Windsor’s tick of approval
Blakester describes his scramble for recognition ahead of election day as a game of snakes and ladders. One of the biggest “ladders” of his campaign was Tony Windsor’s public endorsement.
Windsor’s endorsement was gladly accepted, but Blakester’s campaign didn’t make a big show of it, fearing a symbolic handing over the baton might not be politically expedient given Windsor’s controversial local reputation.
Windsor says Blakester would be a natural fit for the local representative aspect of the job. “He’s not doing it for himself,” Windsor said, speaking over the thrum of his tractor on his Werris Creek property.
“A lot of people think politics … is a lot of theatre and legislating, but the big part — and this is where Joyce fails miserably — the big part is actually representing our people in the electorate.
“My personal view is the bloke we’ve got representing us is a fool.”
Windsor says this election is one he just can’t pick.
“The old rules aren’t there any more. These massive swings can occur,” he said. “The big unknown, in Joyce’s position, is what do the women think?”
Aside from women, water is key to the New England vote. The tomato-growing town of Guyra, right in the centre of this electorate, has less than 100 days of water left. Without water, local jobs are at risk.
Chaffey Dam, which supplies Tamworth’s drinking water, is at 25% (down from 100% in October 2016). As of December last year, nearby Keepit Dam had dropped from 99% to .045%.
The Murray Darling fish kill, the Watergate scandal, the drought — all could play a part in sinking Joyce. But as one conservative voter pointed out, Joyce’s infamous “Labor Labor Labor Labor Labor Labor” interview, where he deflected questions on the $80 million water buybacks, could have played well in the electorate, where the Labor party is roundly despised and has never been able to gain a foothold.
The upcoming election has been described as the “climate change election”, and a recent Lowy Institute poll found almost two thirds of adults regard it as the most serious threat to Australia’s interests.
Joyce maintains electricity prices are more pressing for the average voter.
“The climate is changing but Canberra can’t change the climate,” Joyce said. “The people who feel least represented in this election are those who cannot afford their power bill. The child who comes home to a house without power and a hot meal on the table is the issue that brings silence to the crowd, not climate change.”
Blakester said water is one factor that could prompt a redesign of democracy. He said Joyce and others failed to acknowledge the human impact on the changing climate.
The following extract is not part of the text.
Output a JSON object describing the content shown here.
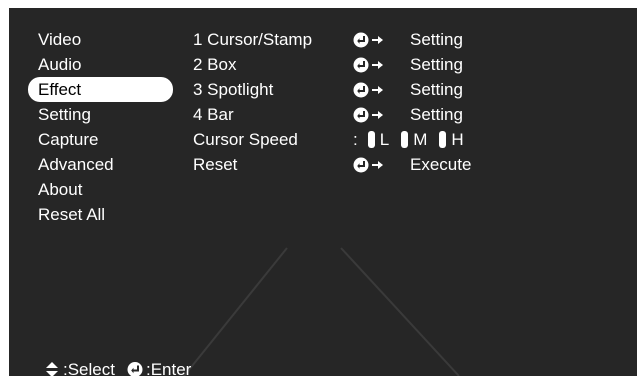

“The cheapest forms of new power now are renewables with storage, not coal or gas, so Barnaby has been out of step on that for years now,” he said.
On the drive back from Armidale to Tamworth, motorists pass by the Moonbi ranges, where there’s a small quirk of nature well-known to locals. You take a turn off the highway, face your car up the slope, put it in neutral and take your foot off the brake. Against all expectations, the car starts to roll up the hill, not down.
Joyce’s victory might look as certain as gravity. But here in New England, where whisper networks can lead to a swift undoing, a new wave of independent spirit is hoping to defy expectations.